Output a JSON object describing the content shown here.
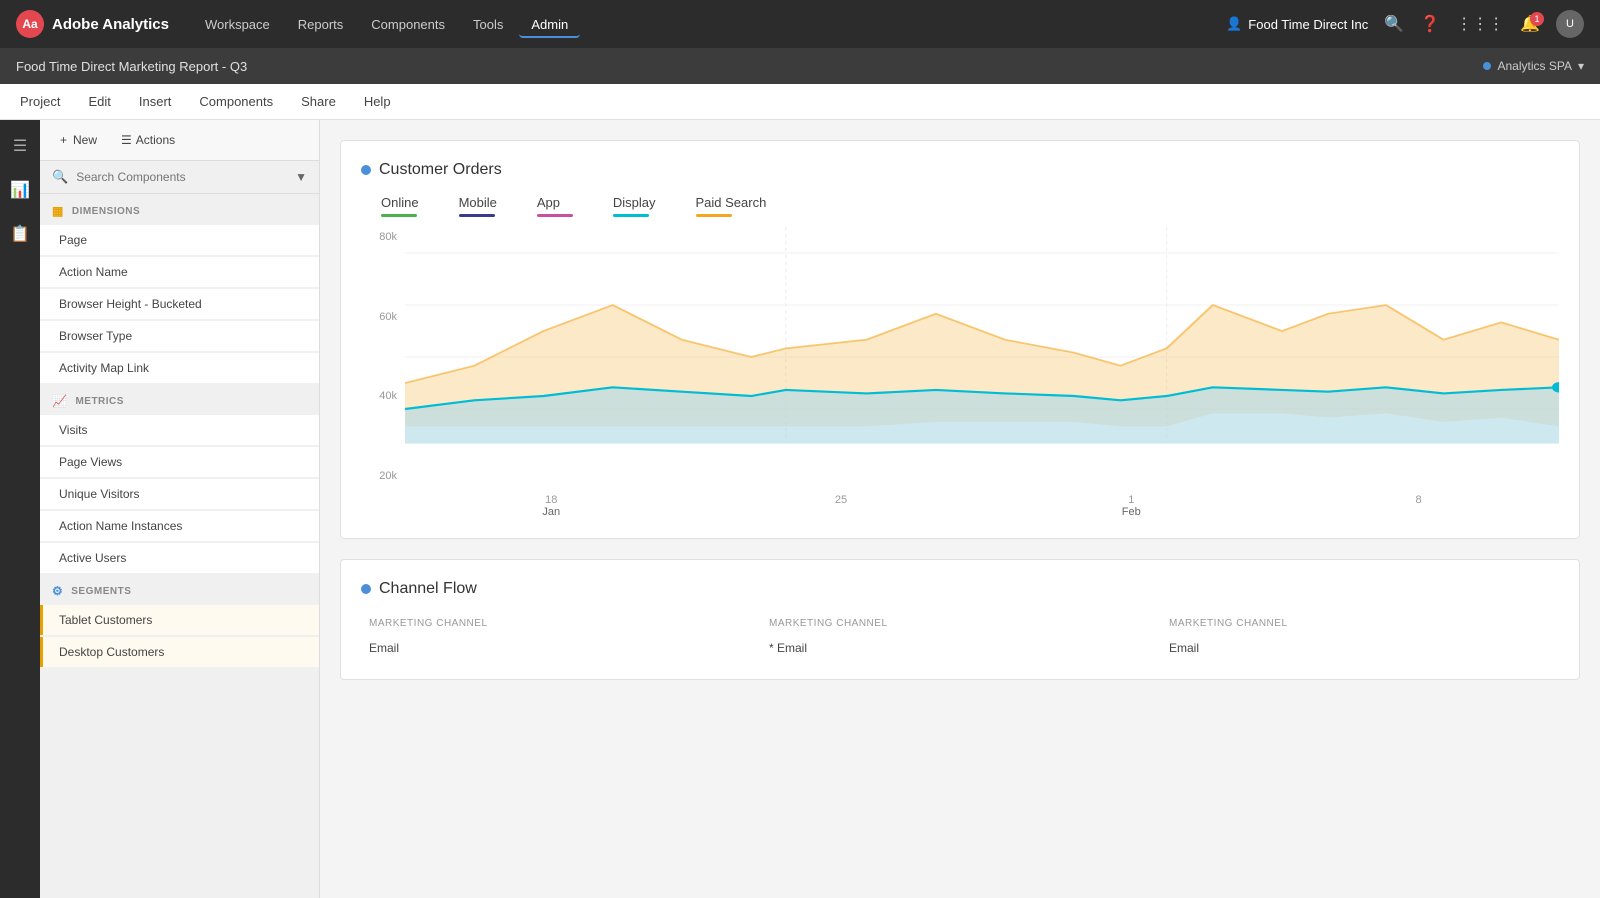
{
  "app": {
    "name": "Adobe Analytics",
    "logo_text": "Aa"
  },
  "top_nav": {
    "links": [
      "Workspace",
      "Reports",
      "Components",
      "Tools",
      "Admin"
    ],
    "active_link": "Admin",
    "company": "Food Time Direct Inc",
    "company_icon": "👤",
    "icons": [
      "🔍",
      "❓",
      "⋮⋮⋮",
      "🔔",
      "👤"
    ],
    "notification_count": "1"
  },
  "second_nav": {
    "project_title": "Food Time Direct Marketing Report - Q3",
    "analytics_label": "Analytics SPA",
    "chevron": "▾"
  },
  "menu_bar": {
    "items": [
      "Project",
      "Edit",
      "Insert",
      "Components",
      "Share",
      "Help"
    ]
  },
  "toolbar": {
    "new_label": "+ New",
    "actions_label": "Actions"
  },
  "search": {
    "placeholder": "Search Components",
    "filter_icon": "▼"
  },
  "dimensions": {
    "section_label": "DIMENSIONS",
    "items": [
      {
        "label": "Page"
      },
      {
        "label": "Action Name"
      },
      {
        "label": "Browser Height - Bucketed"
      },
      {
        "label": "Browser Type"
      },
      {
        "label": "Activity Map Link"
      }
    ]
  },
  "metrics": {
    "section_label": "METRICS",
    "items": [
      {
        "label": "Visits"
      },
      {
        "label": "Page Views"
      },
      {
        "label": "Unique Visitors"
      },
      {
        "label": "Action Name Instances"
      },
      {
        "label": "Active Users"
      }
    ]
  },
  "segments": {
    "section_label": "SEGMENTS",
    "items": [
      {
        "label": "Tablet Customers"
      },
      {
        "label": "Desktop Customers"
      }
    ]
  },
  "chart1": {
    "title": "Customer Orders",
    "title_dot_color": "#4a90d9",
    "legend": [
      {
        "label": "Online",
        "color": "#4caf50"
      },
      {
        "label": "Mobile",
        "color": "#3a3a8c"
      },
      {
        "label": "App",
        "color": "#c850a0"
      },
      {
        "label": "Display",
        "color": "#00bcd4"
      },
      {
        "label": "Paid Search",
        "color": "#f5a623"
      }
    ],
    "y_labels": [
      "80k",
      "60k",
      "40k",
      "20k"
    ],
    "x_labels": [
      "18",
      "25",
      "1",
      "8"
    ],
    "x_sub_labels": [
      "Jan",
      "",
      "Feb",
      ""
    ]
  },
  "chart2": {
    "title": "Channel Flow",
    "title_dot_color": "#4a90d9",
    "table_headers": [
      "MARKETING CHANNEL",
      "MARKETING CHANNEL",
      "MARKETING CHANNEL"
    ],
    "rows": [
      {
        "col1": "Email",
        "col2": "* Email",
        "col3": "Email"
      }
    ]
  },
  "icon_sidebar": {
    "items": [
      "☰",
      "📊",
      "📋"
    ]
  }
}
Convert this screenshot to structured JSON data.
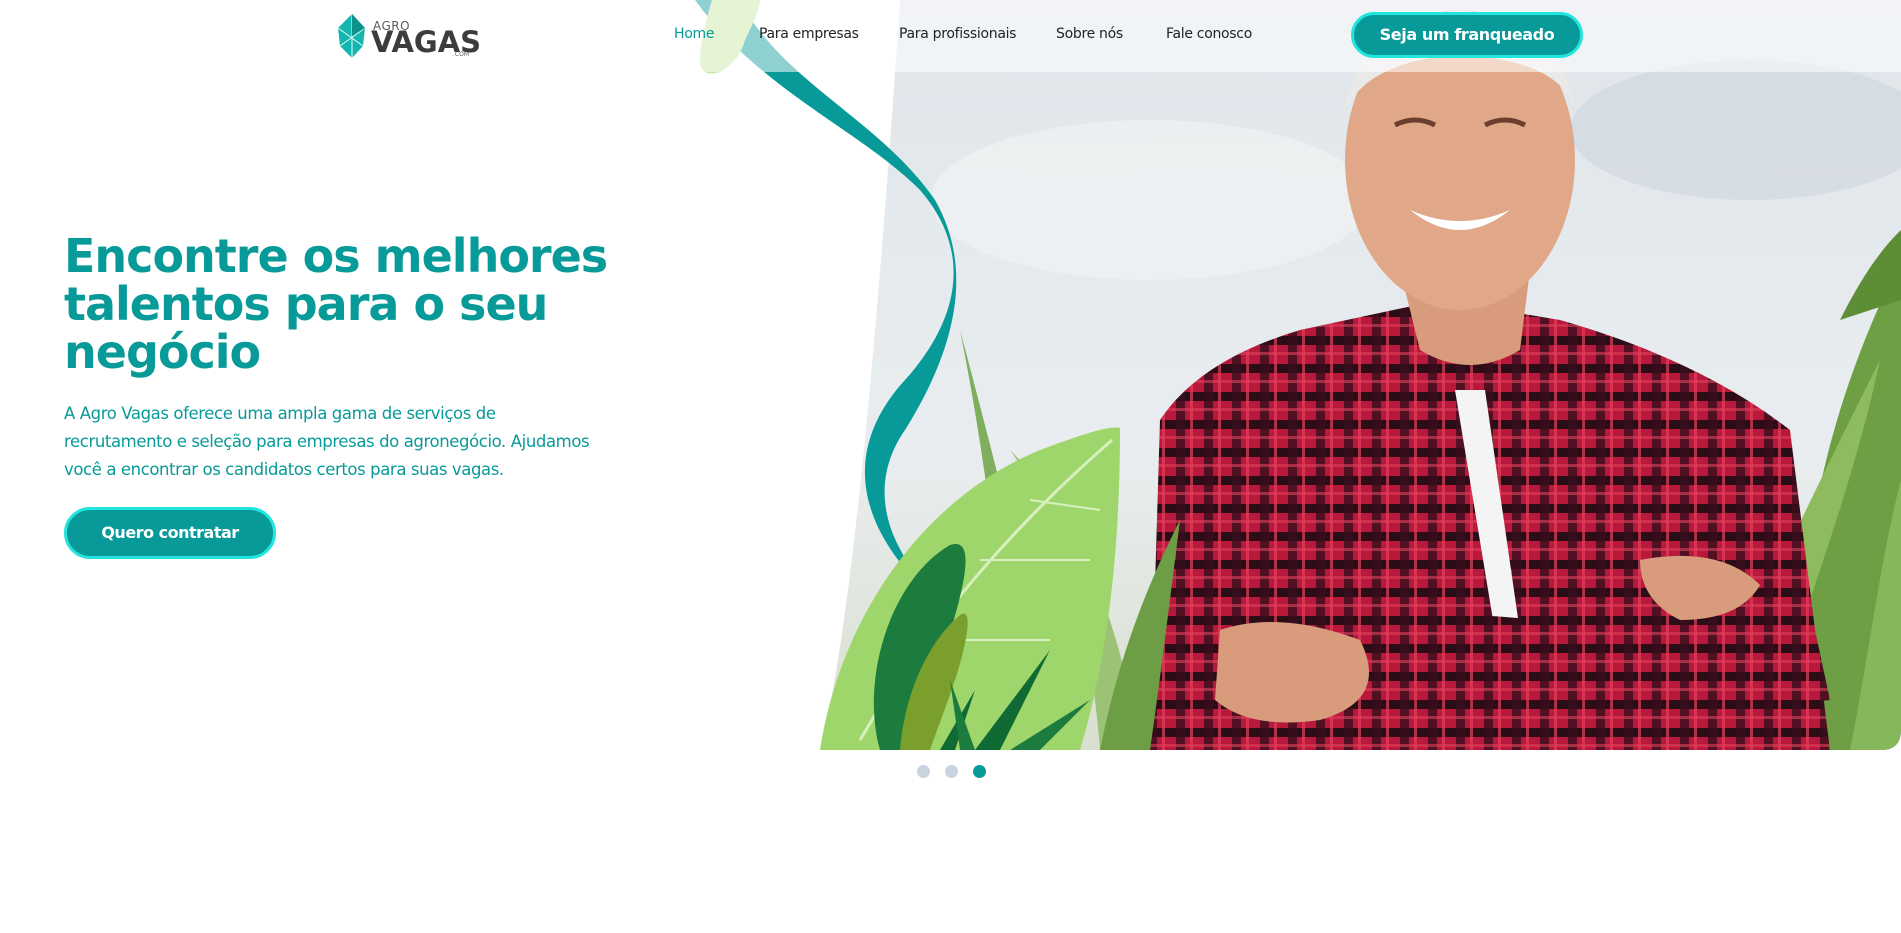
{
  "colors": {
    "brand_teal": "#079a98",
    "accent_cyan": "#22e5dd",
    "leaf_green": "#8fce5c",
    "dark_leaf": "#1a7a3a",
    "dot_inactive": "#c9d3e0"
  },
  "header": {
    "logo": {
      "top": "AGRO",
      "main": "VAGAS",
      "suffix": ".COM",
      "icon": "leaf-crystal-icon"
    },
    "nav": [
      {
        "label": "Home",
        "active": true
      },
      {
        "label": "Para empresas",
        "active": false
      },
      {
        "label": "Para profissionais",
        "active": false
      },
      {
        "label": "Sobre nós",
        "active": false
      },
      {
        "label": "Fale conosco",
        "active": false
      }
    ],
    "cta_label": "Seja um franqueado"
  },
  "hero": {
    "title": "Encontre os melhores talentos para o seu negócio",
    "text": "A Agro Vagas oferece uma ampla gama de serviços de recrutamento e seleção para empresas do agronegócio. Ajudamos você a encontrar os candidatos certos para suas vagas.",
    "cta_label": "Quero contratar",
    "image": "smiling-farmer-in-plaid-shirt-photo"
  },
  "carousel": {
    "slides": 3,
    "active_index": 2
  }
}
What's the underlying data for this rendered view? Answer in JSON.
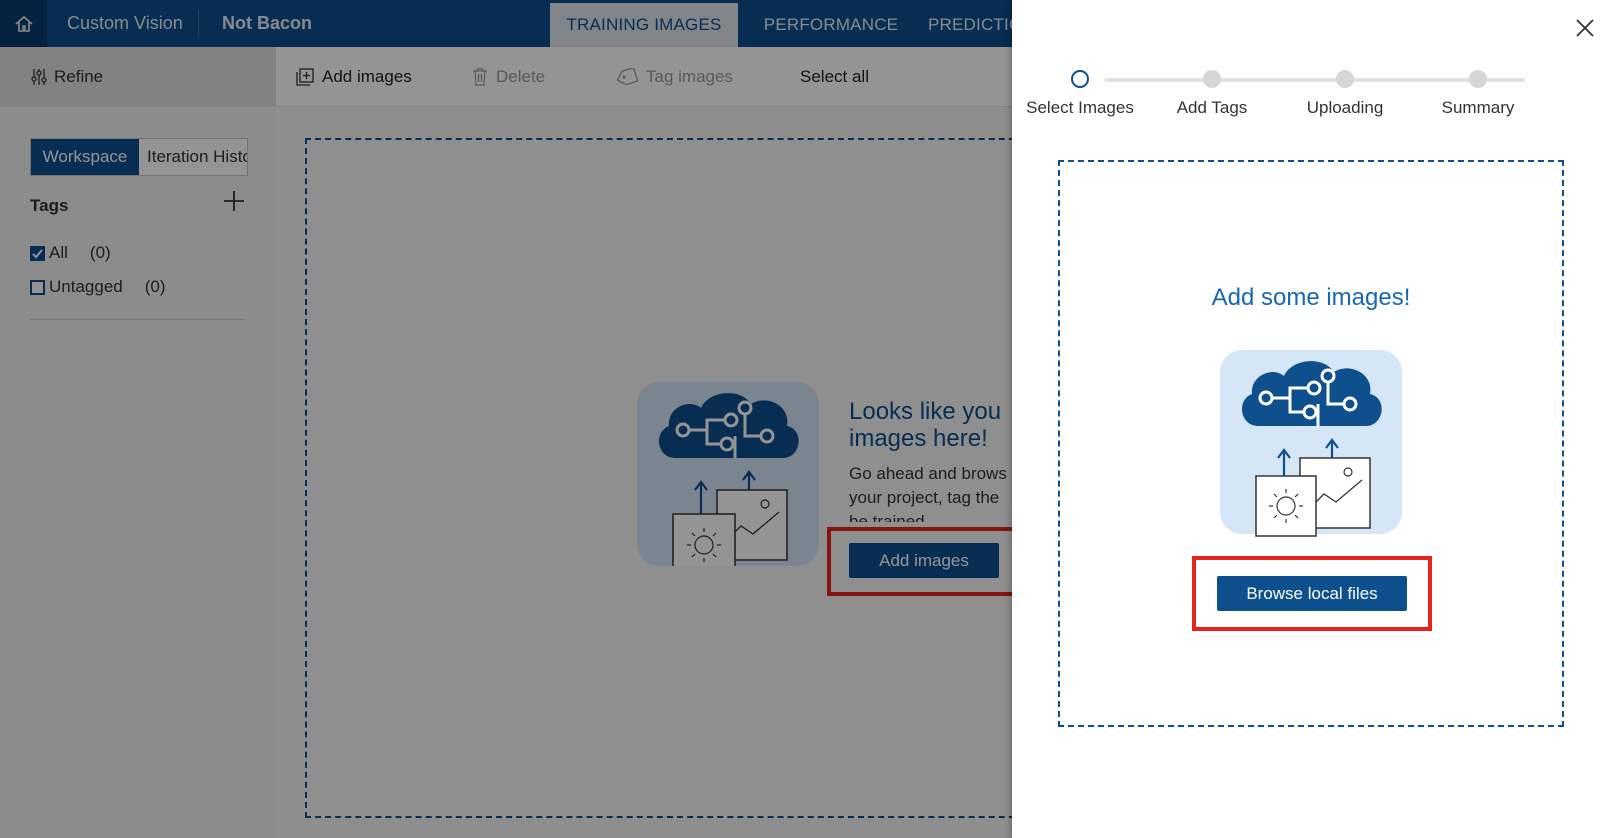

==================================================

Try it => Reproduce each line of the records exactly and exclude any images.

Solution for this problem =>
Output a JSON object describing the content shown here.
{
  "app": {
    "name": "Adobe Analytics",
    "logo_text": "Aa"
  },
  "top_nav": {
    "links": [
      "Workspace",
      "Reports",
      "Components",
      "Tools",
      "Admin"
    ],
    "active_link": "Admin",
    "company": "Food Time Direct Inc",
    "company_icon": "👤",
    "icons": [
      "🔍",
      "❓",
      "⋮⋮⋮",
      "🔔",
      "👤"
    ],
    "notification_count": "1"
  },
  "second_nav": {
    "project_title": "Food Time Direct Marketing Report - Q3",
    "analytics_label": "Analytics SPA",
    "chevron": "▾"
  },
  "menu_bar": {
    "items": [
      "Project",
      "Edit",
      "Insert",
      "Components",
      "Share",
      "Help"
    ]
  },
  "toolbar": {
    "new_label": "+ New",
    "actions_label": "Actions"
  },
  "search": {
    "placeholder": "Search Components",
    "filter_icon": "▼"
  },
  "dimensions": {
    "section_label": "DIMENSIONS",
    "items": [
      {
        "label": "Page"
      },
      {
        "label": "Action Name"
      },
      {
        "label": "Browser Height - Bucketed"
      },
      {
        "label": "Browser Type"
      },
      {
        "label": "Activity Map Link"
      }
    ]
  },
  "metrics": {
    "section_label": "METRICS",
    "items": [
      {
        "label": "Visits"
      },
      {
        "label": "Page Views"
      },
      {
        "label": "Unique Visitors"
      },
      {
        "label": "Action Name Instances"
      },
      {
        "label": "Active Users"
      }
    ]
  },
  "segments": {
    "section_label": "SEGMENTS",
    "items": [
      {
        "label": "Tablet Customers"
      },
      {
        "label": "Desktop Customers"
      }
    ]
  },
  "chart1": {
    "title": "Customer Orders",
    "title_dot_color": "#4a90d9",
    "legend": [
      {
        "label": "Online",
        "color": "#4caf50"
      },
      {
        "label": "Mobile",
        "color": "#3a3a8c"
      },
      {
        "label": "App",
        "color": "#c850a0"
      },
      {
        "label": "Display",
        "color": "#00bcd4"
      },
      {
        "label": "Paid Search",
        "color": "#f5a623"
      }
    ],
    "y_labels": [
      "80k",
      "60k",
      "40k",
      "20k"
    ],
    "x_labels": [
      "18",
      "25",
      "1",
      "8"
    ],
    "x_sub_labels": [
      "Jan",
      "",
      "Feb",
      ""
    ]
  },
  "chart2": {
    "title": "Channel Flow",
    "title_dot_color": "#4a90d9",
    "table_headers": [
      "MARKETING CHANNEL",
      "MARKETING CHANNEL",
      "MARKETING CHANNEL"
    ],
    "rows": [
      {
        "col1": "Email",
        "col2": "* Email",
        "col3": "Email"
      }
    ]
  },
  "icon_sidebar": {
    "items": [
      "☰",
      "📊",
      "📋"
    ]
  }
}
Convert this screenshot to structured JSON data.
{
  "colors": {
    "brand_teal": "#079a98",
    "accent_cyan": "#22e5dd",
    "leaf_green": "#8fce5c",
    "dark_leaf": "#1a7a3a",
    "dot_inactive": "#c9d3e0"
  },
  "header": {
    "logo": {
      "top": "AGRO",
      "main": "VAGAS",
      "suffix": ".COM",
      "icon": "leaf-crystal-icon"
    },
    "nav": [
      {
        "label": "Home",
        "active": true
      },
      {
        "label": "Para empresas",
        "active": false
      },
      {
        "label": "Para profissionais",
        "active": false
      },
      {
        "label": "Sobre nós",
        "active": false
      },
      {
        "label": "Fale conosco",
        "active": false
      }
    ],
    "cta_label": "Seja um franqueado"
  },
  "hero": {
    "title": "Encontre os melhores talentos para o seu negócio",
    "text": "A Agro Vagas oferece uma ampla gama de serviços de recrutamento e seleção para empresas do agronegócio. Ajudamos você a encontrar os candidatos certos para suas vagas.",
    "cta_label": "Quero contratar",
    "image": "smiling-farmer-in-plaid-shirt-photo"
  },
  "carousel": {
    "slides": 3,
    "active_index": 2
  }
}
What's the underlying data for this rendered view? Answer in JSON.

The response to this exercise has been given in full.